Part of the provocation of the work is not just transformation through costume but also the exploration of changing the body frame through movement.

Justin has been training with Body Weather in Sydney and working with his mentor Victoria Hunt to explore the practice of emptying the body and bringing in the effect of a different elemental state, for example, electricity in the knees, or lava in the fingers that will create a stimulation that causes the performer to change. Justin said through this elemental work, he has developed a whole notation system of choreographic language that draws on different elementals to guide the movement.
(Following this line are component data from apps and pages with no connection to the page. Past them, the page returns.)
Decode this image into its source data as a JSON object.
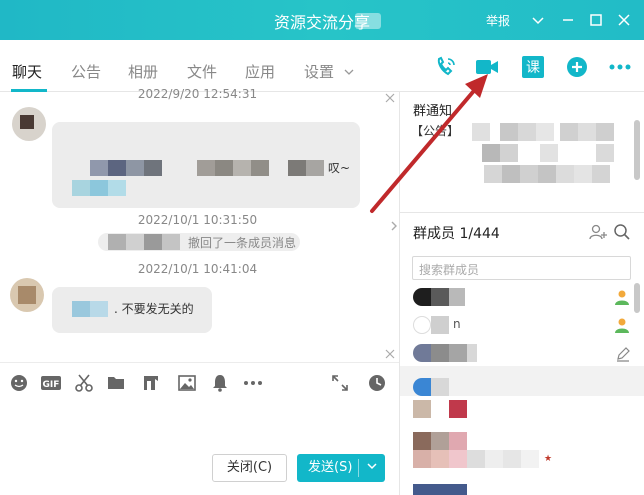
{
  "window": {
    "title": "资源交流分享",
    "report_label": "举报",
    "min_icon": "minimize-icon",
    "max_icon": "maximize-icon",
    "close_icon": "close-icon"
  },
  "tabs": [
    {
      "label": "聊天",
      "active": true
    },
    {
      "label": "公告",
      "active": false
    },
    {
      "label": "相册",
      "active": false
    },
    {
      "label": "文件",
      "active": false
    },
    {
      "label": "应用",
      "active": false
    },
    {
      "label": "设置",
      "active": false
    }
  ],
  "header_actions": [
    {
      "icon": "voice-call-icon"
    },
    {
      "icon": "video-call-icon"
    },
    {
      "icon": "course-icon",
      "text": "课"
    },
    {
      "icon": "add-icon"
    },
    {
      "icon": "more-icon"
    }
  ],
  "chat": {
    "messages": [
      {
        "timestamp": "2022/9/20 12:54:31",
        "text_tail": "叹~"
      },
      {
        "timestamp": "2022/10/1 10:31:50",
        "system": "撤回了一条成员消息"
      },
      {
        "timestamp": "2022/10/1 10:41:04",
        "text": ". 不要发无关的"
      }
    ]
  },
  "composer": {
    "tools": [
      "emoji-icon",
      "gif-icon",
      "scissors-icon",
      "folder-icon",
      "red-packet-icon",
      "image-icon",
      "bell-icon",
      "more-tools-icon",
      "expand-icon",
      "history-icon"
    ],
    "gif_text": "GIF",
    "close_label": "关闭(C)",
    "send_label": "发送(S)"
  },
  "sidebar": {
    "notice_title": "群通知",
    "notice_tag": "【公告】",
    "members_title": "群成员 1/444",
    "search_placeholder": "搜索群成员"
  },
  "colors": {
    "accent": "#12b7c9",
    "title_bar": "#22bcc7",
    "arrow": "#c0292b"
  }
}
Carrion was designed to be a portable club performance in a suitcase, one that since 2017, Justin has taken to galleries, nightclubs and public spaces in China Europe and America, Indonesia, Philippines, and many others. The theatre version of the show has also toured in Sydney and Melbourne, Hamburg, Paris and Canada.

Justin said, “A lot of the design features come out of portable spectacle: how to create a spectacle in a club in a way that is easy to take around but also to transform the body in an dramatic way. The electronics are powered by a battery pack strapped to my body it is all hidden, which maintains the magic”.

He said the work is Queer in the way the body transforms.

“Queer doesn’t have to be a term for sexuality, it is about different bodies and possibilities. It’s also about the performance language that comes from a nightclub culture ‘I’m deeply embedded in, reimagining forms of drag and performance,” he said.

Justin enjoys the contrasts between audiences in different settings as they all play a strong part in the work. “In a nightclub where there are competing elements, dramatic and sensory, they are inebriated and malleable they can be drawn in a different way than in a theatre which is a quiet, dark and focussed space where you can take an audience on a different journey. In a Gallery it is visual and translates well, there is a real focus on the object, and we have made works that have translated well into gallery spaces using lighting and robotic systems that make it come alive,” he said.

His pseudonym, Phasmahammer has also developed many works which morph through these ideas of mythology, futurism and environment including the recent Titum Arum for the Art Gallery of New South Wales, where the central form is somewhere between robot and plant. “It was more colourful and psychedelic focused, less on the human and more on the animal and plant.”

Titan Arum was named after a particular flower – a corpse flower that attracts the pollinators deep into its bell through its scent. He said the work was also drawing from the history of craft he has been working on with his partner Matthew Stegh. They have been developing textile inflatable organisms, which encourage the audience to question are they a plant, a mammal or something else in between. “They are alien and yet familiar,” he said.

Even though his work draws on tropes including the Terminator he is conscious of not painting a bleak future rather, one of evolution. “I think – about really listening to what people are feeling and I think people are fragile and angry, I am interested in making a work that speaks to the interconnectivity of human and non-human beings. What kinds of relationships do we need to cultivate and nurture?”

Carrion will be at the Warrnambool Art Gallery until 3 April 2022

Image credit: Justin Shoulder, Carrion. Photographed by Alex Davies, edited by Tristan Jalleh 2019. Special thanks to The Myer Foundation, Readymade Studios, Performance Space.